The University of Idaho made its drop to the Football Championship Subdivision official Thursday morning, confirming the move to the Big Sky Conference for football at a morning press conference in Moscow, Idaho.
Idaho, which played in the Big Sky from 1965-95, will return to the league for the 2018 season. The drop from the Football Bowl Subdivision, where the Vandals most recently played as a member of the Sun Belt Conference, was the only responsible choice, president Chuck Staben said.
Idaho will make an unprecedented move from FBS to FCS after being ousted from the Sun Belt two months ago. League presidents and chancellors of the southeastern-based conference agreed to terminate the membership of both far-flung Idaho and New Mexico State after the 2017 season.
Among Idaho's options was the outstanding invitation from the Big Sky or attempting to remain at FBS as an independent -- as it did in 2013 after the Western Athletic Conference stopped supporting football -- with the goal of latching onto a conference at an unknown future date.
"To become successful enough to affiliate with any FBS conference would entail unjustifiable, unsustainable expenditures," Staben said at the conference, which was also attended by athletic director Rob Spear and head football coach Paul Petrino.
"Competing as an independent with an extremely uncertain conference affiliation would be irresponsible, particularly when we have the alternate of joining one of the most prominent and stable FCS conferences."
The transition is pending the approval from the Idaho State Board of Education, which Staben “fully anticipates” receiving.
Idaho football's shift aligns it with the rest of the school's athletics, which reunited to compete in the Big Sky beginning in 2014. In the Big Sky, which Idaho left for the brighter lights of the FBS 20 years ago, the Vandals can again be competitive, Staben said.
Idaho football won eight conference championships as a member of the Big Sky but rarely found success at Division I’s upper tier, posting a 73-162 record since the move.
"The Big Sky allows us to renew traditional rivalries and offers our athletes the opportunity to excel at the appropriate level of competition, just as they do in our other Big Sky sports programs," Staben said.
The Idaho women’s basketball team won its first Big Sky championship since the realignment last month. By contrast, the Vandals football program was 4-8 last season, but won just five games combined the previous four years. Its last winning season was in 2009, an 8-4 campaign that culminated in a victory in Boise's Humanitarian Bowl.
The prospect of a drop in division has split Idaho’s boosters and alumni, but Staben said he hopes those opposed to the move will see the benefits of a future in the Big Sky.
"I think the thing for all of our alumni and supporters to realize is that passion is very important ... and they can take pride in our football program as we move forward," he said.
The decision is expected to have significant impacts on the future of the Big Sky, which now has 14 football-playing members with the addition.
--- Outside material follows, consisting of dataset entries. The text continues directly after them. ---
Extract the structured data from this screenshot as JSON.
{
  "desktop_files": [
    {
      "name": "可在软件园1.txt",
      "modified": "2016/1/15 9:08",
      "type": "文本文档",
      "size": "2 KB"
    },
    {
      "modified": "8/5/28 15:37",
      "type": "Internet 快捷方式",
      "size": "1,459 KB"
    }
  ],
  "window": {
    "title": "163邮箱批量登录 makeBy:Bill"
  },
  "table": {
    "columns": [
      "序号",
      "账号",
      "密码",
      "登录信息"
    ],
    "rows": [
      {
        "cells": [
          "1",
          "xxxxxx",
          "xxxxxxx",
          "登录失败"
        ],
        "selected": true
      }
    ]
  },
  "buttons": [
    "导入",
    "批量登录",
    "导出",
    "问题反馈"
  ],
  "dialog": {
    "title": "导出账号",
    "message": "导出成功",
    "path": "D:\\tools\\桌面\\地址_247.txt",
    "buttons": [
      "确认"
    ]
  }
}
Big Sky Conference Commissioner Doug Fullerton has said in the past that adding a 14th school could key a realignment of the conference, possibly into two divisions.
"We think that, given Idaho’s DNA of excellence, they will make our football programs better, and our football product better," Fullerton said in a release from the Big Sky on Thursday.
Even at 13 schools, which include football-only members Cal Poly and UC Davis, the Big Sky is the largest FCS conference in the country.
Idaho must shed 22 scholarships -- dropping from 85 to 63 -- during the move to the FCS. Should Idaho remain above the limit come 2018, the school would be ineligible for postseason play.
Petrino, Idaho’s fourth-year coach, said the Vandals are committed to reaching eligibility for the FCS playoffs right away.
"That's why it's good to have a two-year plan to get there," said Petrino, a Butte native who played quarterback at Carroll College in the late 1980s. "By having the two years to get there, we will make sure we get there scholarship-wise so the first year we can go into the playoffs and be successful there."
Spear added that Idaho does not foresee a need to cut other athletic programs, either to comply with Title IX regulations or for budgetary concerns. The athletic director also said Idaho's unique circumstances will not bend NCAA transfer rules, with any player leaving the program for an FBS or FCS location still being required to sit out one year.
The Big Sky has also been pursuing New Mexico State as a football member, though the Aggies have not made a decision on their future at this time.
Montana and Idaho enjoyed a fierce rivalry, second only to the Brawl of the Wild with Montana State, during the Vandals' time as conference foes with the Griz. The teams played for the Little Brown Stein, the rivalry trophy that's been housed in Missoula since their last meeting in 2003, a 41-28 victory at Washington-Grizzly Stadium.